I have never seen a child as un-awed by cool animals as this little girl. You see, upon realizing that I had no idea how to speak Czech (and therefore that I was rather dense) she appointed herself my teacher and became the bossiest mother hen I have ever met. I was directed to remember different words for animals, nature, and adjectives. I was led around pointedly, as Natalka wandered across playground equipment and gestured me to follow her on the structures designed for ten-year-olds (I will never admit how many times I bumped my head). I was to follow her words and her steps, and nothing else.
Eventually, the lessons ended and the kids had to get home. Some of the girls and boys hugged their partners, some extended hands to be shaken. I gave the somewhat reluctant Natalka a quick hug and thanked her for her help.
There is nothing for shattering stereotypes like spending some time with people, but there are also dangers in making assumptions about other people. I discovered a few days later, while reading a book about Eastern European Roma, that traditional gypsies have strict laws about contact with gadje, outsiders. I have no idea if that was why some of the kids, including Natalka, were reluctant to make physical contact with us. I still feel bad when I realize it probably was, and that some of us failed to respect that, applying American ideas of casual childhood affection. Especially myself.
White guilt is the facetious way white American refer to their fear of accidental racism, or of being considered racist for things beyond their control. In some ways, this is a good thing, as it makes us aware of our behavior in a way that is probably for the better. But issues of race and ethnicity are a lot more complicated than rather simplistic phenomena like white guilt trick us into believing. They don’t apply to everyone.

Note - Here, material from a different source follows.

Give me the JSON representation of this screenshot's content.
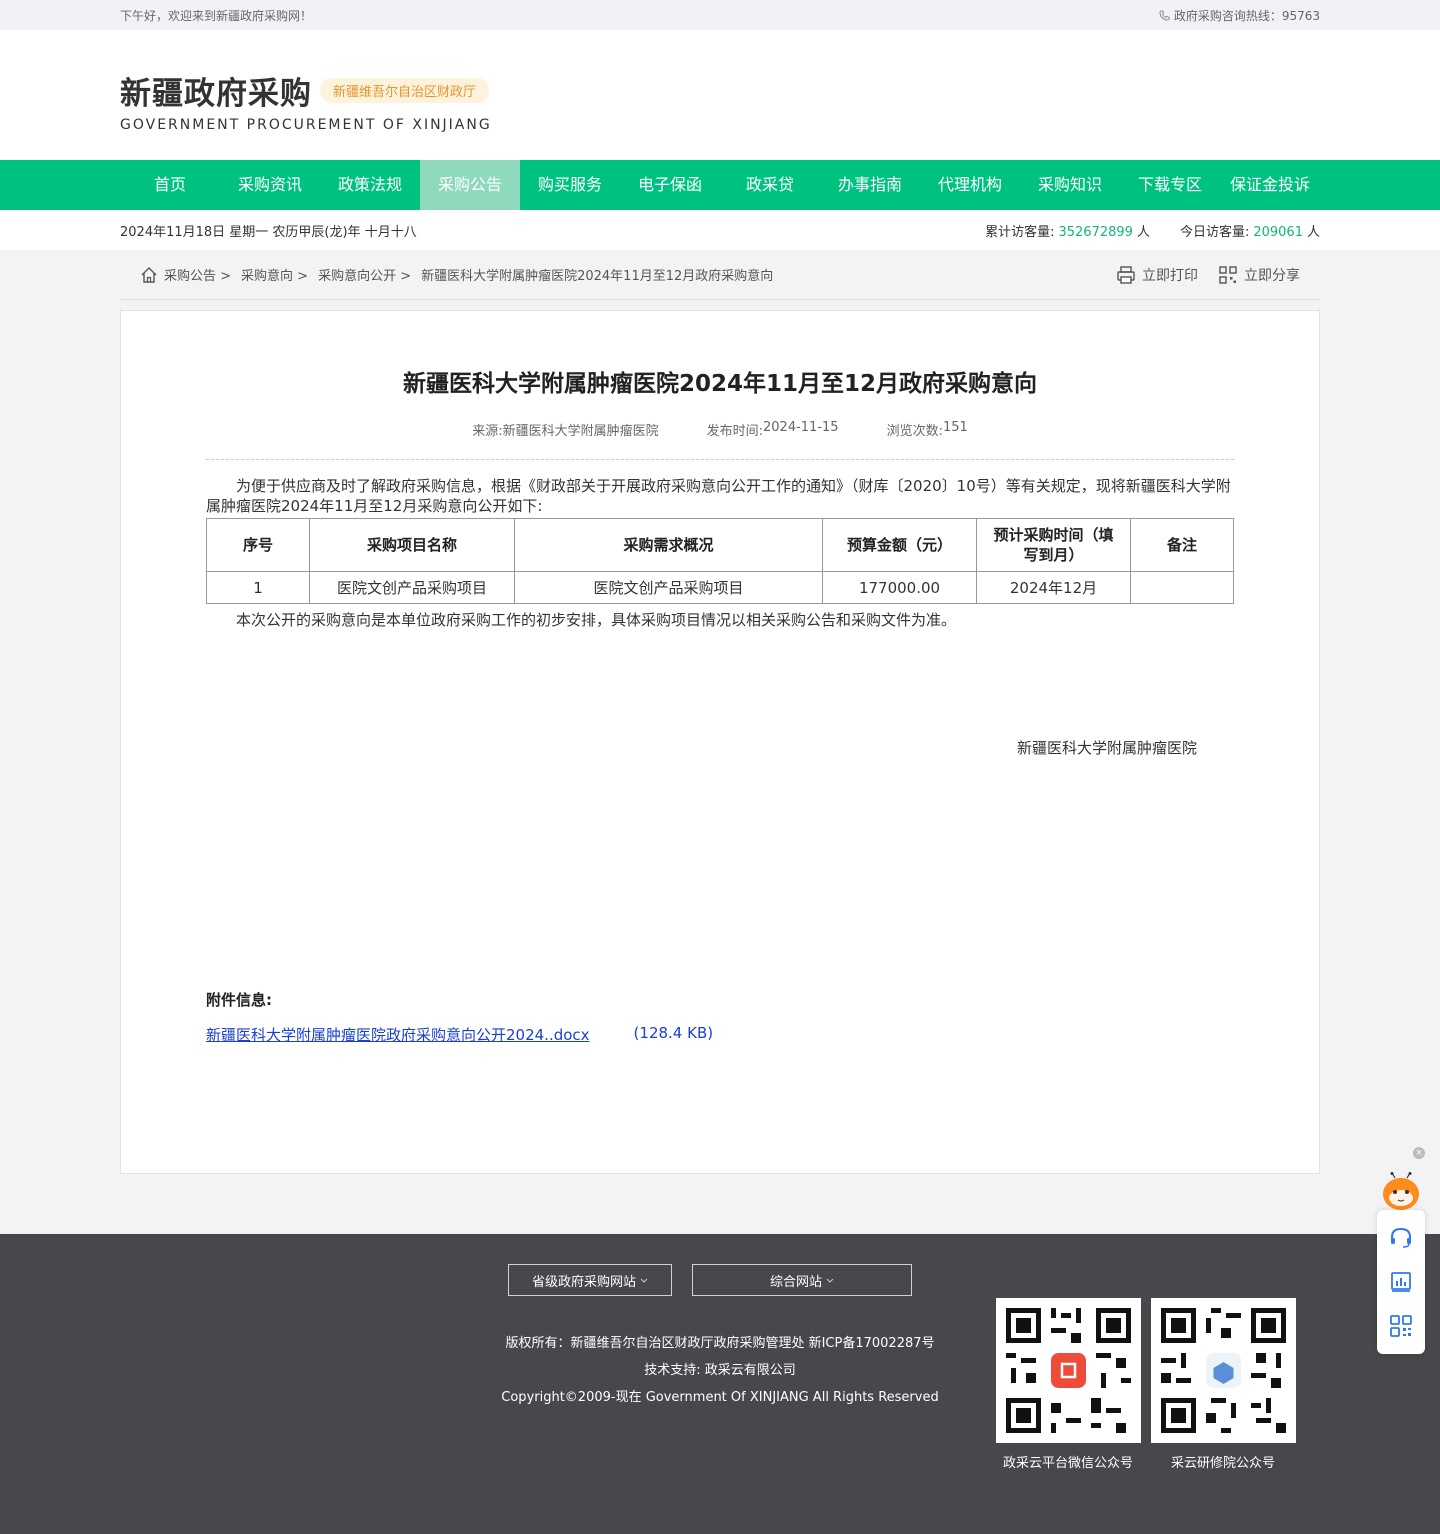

In Europe, many gypsies don’t want help. They don’t want outside interference, because they remember all the times that interference has devastated their community. Outsiders are not to be trusted. And a couple of naïve Americans taking kids, kids whose lives are both universally similar and, perhaps, intensely different, out on a trip to the zoo? Maybe it’s good, but it’s probably just making us feel good.